Wednesday, April 26, 2006

I guess THE GROUNDHOGS, a heavy 1960s-70s UK stun-blues act still recording & playing under that name today, have been out there all along, waiting for me & you to get wise to them. Me, I didn’t get there until I heard this 1970 LP, their third, called “Thank Christ For The Bomb”, which is revelatory in its fluid, ear-ringing heaviness. I would have to lump these guys in with similarly bent, blues-influenced characters of the era like the HAMPTON GREASE BAND and the PINK FAIRIES, but the Groundhogs also have elements of the MC5’s explosive power when Tony McPhee fires up his axe and lays it down for a minute or two. Seriously, some of the best “solos” I’ve spun on the hi-fi in a while. “Strange Town” and “Soldier” and two of the hottest rock songs of their time, and given how strong & clear the vocals are and the fact that this is accessible enough to have been huge – well, wouldn’t you have thought these guys would have been at least half as world-renown as friggin’ LED ZEPPELIN? There’s something about “the British blues” of the 60s and early 70s that is just so inherently awful to me that if I’d believed the press I’m seeing online in digging up information on this band, I’d probably have avoided this without fail. Thankfully a few online scribes recently threw educated props the Groundhogs’ way & got me to take a peek, and I love what I’m hearing.

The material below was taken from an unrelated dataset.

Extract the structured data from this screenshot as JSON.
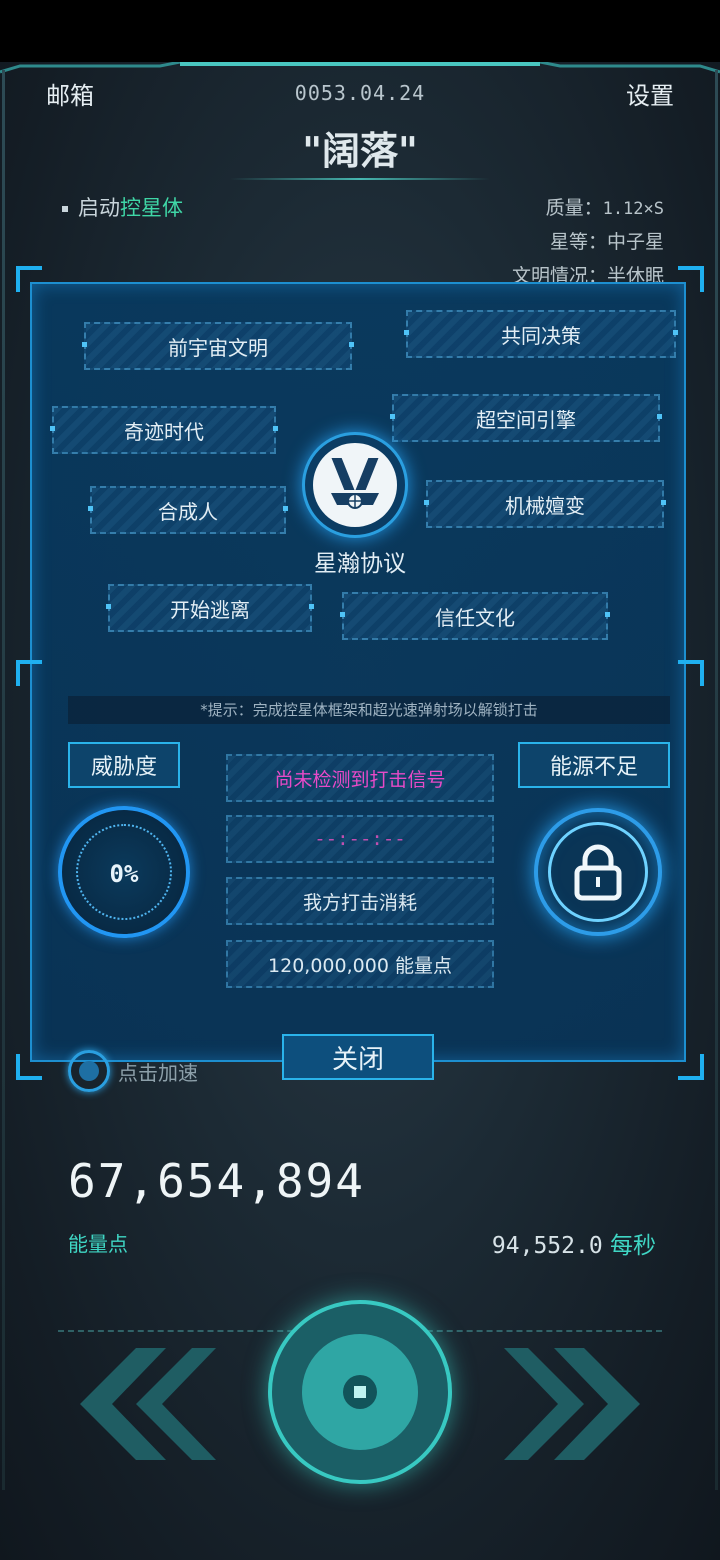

So where does one travel to next in the band’s rich tapestry of recordings?